"When I Stop Talking" is anything but a rote, let-the-record-show memoir. In it he tells about the folks he's known and worked with: He describes the statue of the Buddha that Elvis' manager, Col. Tom Parker, kept in a cabinet in his motel room on the road and how he almost cast Japanese actor Toshirô Mifune in "The Karate Kid." How he got Bob Dylan to perform on the Chabad telethon he produced, how he hung out with Bobby Fischer and tried to make an album, teaching a kid how to play chess, with him.
Although it's packed with stories he's surely been telling at dinner forever, the book is also a modest set of guidelines for how you too can be a successful mogul. "A lot of it comes from my father," he says. "He told me when you walk in to work, in the office, just say 'Good morning' and go to work. Whatever you do, don't say, 'How are you?' Because people will tell you -- and there goes half your day."
More than that, it's written with stealth and style, doubtless shaped by his co-writer, Rich Cohen, who profiled Weintraub for Vanity Fair in 2008. The book, really, is a performance, a monologue by a guy comfortable hanging with Armand Hammer at Leonid Brezhnev's funeral or with Joey Bishop at a deli.
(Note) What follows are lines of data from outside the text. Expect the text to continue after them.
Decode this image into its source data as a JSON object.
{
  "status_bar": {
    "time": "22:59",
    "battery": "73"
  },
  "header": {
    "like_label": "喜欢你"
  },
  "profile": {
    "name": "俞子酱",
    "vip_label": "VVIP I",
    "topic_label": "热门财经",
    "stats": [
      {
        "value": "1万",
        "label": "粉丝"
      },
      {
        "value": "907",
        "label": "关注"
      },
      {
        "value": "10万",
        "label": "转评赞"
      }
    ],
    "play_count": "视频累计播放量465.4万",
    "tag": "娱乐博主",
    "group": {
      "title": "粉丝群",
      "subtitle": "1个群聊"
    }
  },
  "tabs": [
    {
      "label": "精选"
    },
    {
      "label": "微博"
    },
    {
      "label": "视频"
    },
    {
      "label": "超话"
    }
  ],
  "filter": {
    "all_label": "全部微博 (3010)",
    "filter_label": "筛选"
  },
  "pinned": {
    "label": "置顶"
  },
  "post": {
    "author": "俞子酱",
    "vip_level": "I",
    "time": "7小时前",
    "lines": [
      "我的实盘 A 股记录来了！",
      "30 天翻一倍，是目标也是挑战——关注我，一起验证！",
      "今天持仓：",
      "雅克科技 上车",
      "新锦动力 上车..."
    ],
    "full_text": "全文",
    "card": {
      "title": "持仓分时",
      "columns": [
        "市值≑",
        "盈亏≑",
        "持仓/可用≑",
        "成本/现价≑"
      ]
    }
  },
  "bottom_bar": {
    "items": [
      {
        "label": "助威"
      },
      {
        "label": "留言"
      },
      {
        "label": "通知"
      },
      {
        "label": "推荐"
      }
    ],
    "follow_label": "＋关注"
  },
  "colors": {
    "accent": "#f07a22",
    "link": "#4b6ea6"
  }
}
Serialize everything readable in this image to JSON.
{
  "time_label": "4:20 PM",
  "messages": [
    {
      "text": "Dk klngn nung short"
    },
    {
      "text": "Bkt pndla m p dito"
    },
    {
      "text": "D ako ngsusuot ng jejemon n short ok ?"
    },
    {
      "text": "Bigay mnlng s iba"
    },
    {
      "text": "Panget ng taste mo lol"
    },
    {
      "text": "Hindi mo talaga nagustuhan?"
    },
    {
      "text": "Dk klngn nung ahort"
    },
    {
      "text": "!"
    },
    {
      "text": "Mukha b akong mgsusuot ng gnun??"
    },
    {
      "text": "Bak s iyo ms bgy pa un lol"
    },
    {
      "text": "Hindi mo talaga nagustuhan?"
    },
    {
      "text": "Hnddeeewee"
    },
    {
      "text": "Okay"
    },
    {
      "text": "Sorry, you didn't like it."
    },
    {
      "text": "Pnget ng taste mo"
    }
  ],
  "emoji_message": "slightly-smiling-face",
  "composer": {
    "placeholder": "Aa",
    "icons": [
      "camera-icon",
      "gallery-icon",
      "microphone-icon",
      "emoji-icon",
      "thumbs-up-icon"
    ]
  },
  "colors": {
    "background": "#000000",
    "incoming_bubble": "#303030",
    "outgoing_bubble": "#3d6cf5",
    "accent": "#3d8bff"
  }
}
It's a show based on horse pucky on braggadocio. As Weintraub writes: "If I had been around with Van Gogh or Melville, they would not have had to wait so long for fame." Weintraub has been married twice, the second time to singer Jane Morgan. They never divorced, and she gave him her blessing to live with his new discovery, Susie Ekins. " Warren Beatty, lothario of lotharios, once asked me the secret. 'How did you make it work, Jerry?' "
He's a steamroller with gold cuff links. His gift, he likes to say, is packaging, and what he most of all packages -- even better than a show or a movie -- is an impression. When he started booking shows for Led Zeppelin, the band complained that the sound system was not loud enough. Weintraub vowed to fix that. He spent the day of the next show painting speaker-size cardboard boxes black and making a wall of fake speakers beside the stage. That night, the band was impressed, and grateful, that Weintraub was able to deliver. He had fooled them, but he had satisfied them. "If you expect loud, loud is what you are going to hear," he writes.
Everything Weintraub's gotten in life has been based on a capacity for making connections. Even he can't fully explain it. He tells the story of how he became friends with Bud Ekins, Hollywood stuntman and Susie's father. Quietly, Weintraub steered the hard-living brawler, and Catholic, to Judaism on his deathbed. Weintraub was asked to speak at the funeral. He felt a need to tell the assembled friends what Ekins had done in his last days and why a rabbi was presiding over the funeral. He knew they would be shocked.
"I spoke of how he had decided to become a Jew. Many of the mourners looked confused. These were stuntmen and bikers, hundreds of tough guys with long hair and leather coats, giant guys named Tiny. 'Let me explain why he became a Jew,' I said. 'Because Bud Ekins did not want to confess his sins.' With that, the stuntmen and bikers went wild."
Endlessly suggesting, relentlessly convincing -- and then spinning the result. It's what Weintraub has done his entire life.